The Sikkim government is making plans to project Kanchenjunga, the third highest peak in the world, as an eco tourism destination. It aims at attracting 12 lakh tourists a year by 2025 to witness the breathtaking views of this peak, which is 28, 169 feet high, said a communique from the state government.
The Khangchendzonga National Park (KNP) is the first Mixed World Heritage Site of UNESCO in India. It represents India's unique traditional links between nature and culture, an important prerequisite for getting this UNESCO status. KNP was listed by the UN agency in 2006.
Sikkim, India's least populated state, is known for its pristine Himalayan beauty as well as the numerous Buddhist monasteries dotting it. Nearly half of the state is covered by forest. It has been slowly working at promoting tourism and over the last ten years, domestic footfalls have increased from 3,47,650 in 2005 to 7,05,023 i 2015. In addition, foreign tourist arrivals went up from 16,518 to 38,479 for the same period.
Mt Khangchendzonga, as the Sikkimese call it,stands tall at 8,586 meters. It is the third highest mountain of the world and is the highest point in India. The mountain was first climbed by British mountaineers Joe Brown and George Band in 1955 but they stopped short of the summit, respecting a promise given to the Ghogyal that the peak would remain inviolate. It has been a tradition since, among mountaineers, not to scale the peak of this mountain.

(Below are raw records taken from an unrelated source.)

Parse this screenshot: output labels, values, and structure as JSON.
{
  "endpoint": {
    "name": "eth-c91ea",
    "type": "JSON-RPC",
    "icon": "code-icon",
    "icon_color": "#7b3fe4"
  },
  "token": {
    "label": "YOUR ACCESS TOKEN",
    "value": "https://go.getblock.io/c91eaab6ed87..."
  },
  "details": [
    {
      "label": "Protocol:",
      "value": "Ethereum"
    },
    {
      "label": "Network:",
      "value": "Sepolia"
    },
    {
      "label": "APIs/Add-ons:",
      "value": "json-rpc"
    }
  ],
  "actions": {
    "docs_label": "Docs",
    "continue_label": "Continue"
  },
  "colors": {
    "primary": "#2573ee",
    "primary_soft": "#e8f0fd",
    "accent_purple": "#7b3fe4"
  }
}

With an altitudinal range of 7,366m (1,220 m to 8,586 m) within an area of only 1,784 km2, KNP is endowed with one of the highest ecosystems in the world. It has 20 peaks, which are above 6,000 metres. KNP is listed as one of the 14 “eight-thousanders” or independent mountains on Earth that are more than 8,000 metres high above sea level. Its name, “Khangchendzonga” literally means the “abode of Gods consisting of five treasure houses.” The other peaks on the national park are Mt. Narsing (5,825m), Mt. Pandim (6,691m) and Mt. Kabru on the southern side, the Twins (7,350 m), Nepal peak (7,150 m) and Tent peak (7,365 m) on the northern side, and Mt. Simvo (6,811 m) and Mt. Siniolchu (6,886 m) on the eastern side.
Mt. Khangchendzonga is perhaps, the finest example of an independent mountain having its own glacial system radiating from its several summits. There are eighteen glaciers. Among them is the huge, Zemu Glacier, 22 km long, is one of the largest in Asia. Similarly, 73 glacial lakes occur within the KNP which are all above 4,000 metres.
The white snow leopard, jet black Asian black bear, red fox, blue sheep, blood pheasant, yellow throated marten, red panda, Tibetan argali (wild sheep), leopard cat and colourful high altitude pheasants are among the various species dwelling in these mountains.
The state government is promoting trekking tourism to the park. However, given that the nearest accessible boundary of KNP is Prek-Chu, which is a half hour journey by foot from Yuksam KNP Check-Post (other entry points of the park are 2 to 5 hours walk from the National Park boundary), most of the domestic tourists do not visit/trek there, preferring distant views from Gangtok. The government is working on ways to attract domestic trekkers to the park.
Tourism, however, has to be carefully regulated. Although tourism has improved the economy and developed places like Pelling, Yuksan and Rabongla, developmental projects cannot be undertaken beyond a point as they will affect the integrity of the ecosystem. So there are not even proper roads for kilometres around. Portering and packing animals for tourists, however, have become major economic activities for the locals. These people all live outside of the park. There was only one colony of 10 family units of Tibetan refugees at Tshoka, which were later relocated.